##### Record excerpts

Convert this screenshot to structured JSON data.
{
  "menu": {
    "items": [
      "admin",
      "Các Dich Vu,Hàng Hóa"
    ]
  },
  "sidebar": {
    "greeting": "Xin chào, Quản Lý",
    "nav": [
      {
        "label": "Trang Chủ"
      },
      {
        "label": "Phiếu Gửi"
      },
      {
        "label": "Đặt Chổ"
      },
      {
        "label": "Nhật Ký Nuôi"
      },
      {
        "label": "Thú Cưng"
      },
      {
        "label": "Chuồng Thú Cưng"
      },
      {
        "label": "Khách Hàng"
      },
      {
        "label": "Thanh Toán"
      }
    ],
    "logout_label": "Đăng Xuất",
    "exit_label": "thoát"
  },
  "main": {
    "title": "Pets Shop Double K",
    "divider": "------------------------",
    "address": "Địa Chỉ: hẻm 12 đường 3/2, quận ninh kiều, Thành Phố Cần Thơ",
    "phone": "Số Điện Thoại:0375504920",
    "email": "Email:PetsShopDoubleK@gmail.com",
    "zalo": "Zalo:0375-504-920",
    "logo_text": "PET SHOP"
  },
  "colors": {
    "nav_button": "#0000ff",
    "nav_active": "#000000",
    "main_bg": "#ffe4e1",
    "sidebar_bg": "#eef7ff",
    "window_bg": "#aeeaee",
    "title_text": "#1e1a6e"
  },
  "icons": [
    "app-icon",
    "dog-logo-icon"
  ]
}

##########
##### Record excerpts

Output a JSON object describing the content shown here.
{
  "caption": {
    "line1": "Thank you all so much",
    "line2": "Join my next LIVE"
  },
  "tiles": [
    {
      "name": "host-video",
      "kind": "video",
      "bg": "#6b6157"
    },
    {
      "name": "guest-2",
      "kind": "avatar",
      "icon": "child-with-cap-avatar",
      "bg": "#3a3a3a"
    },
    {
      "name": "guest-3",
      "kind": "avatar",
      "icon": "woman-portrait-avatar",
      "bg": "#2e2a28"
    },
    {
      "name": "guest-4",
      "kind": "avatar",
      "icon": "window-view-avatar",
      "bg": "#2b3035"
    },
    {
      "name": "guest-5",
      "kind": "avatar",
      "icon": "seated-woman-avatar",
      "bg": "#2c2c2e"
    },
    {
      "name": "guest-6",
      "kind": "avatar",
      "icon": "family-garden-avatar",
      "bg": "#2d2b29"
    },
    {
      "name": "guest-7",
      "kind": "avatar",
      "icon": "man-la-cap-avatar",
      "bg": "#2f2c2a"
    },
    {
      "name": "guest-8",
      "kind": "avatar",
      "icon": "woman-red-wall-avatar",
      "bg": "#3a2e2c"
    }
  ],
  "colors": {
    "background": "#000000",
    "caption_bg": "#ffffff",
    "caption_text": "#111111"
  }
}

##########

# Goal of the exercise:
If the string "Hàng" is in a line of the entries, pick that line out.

# Solution to this task:
      "Các Dich Vu,Hàng Hóa"
        "label": "Khách Hàng"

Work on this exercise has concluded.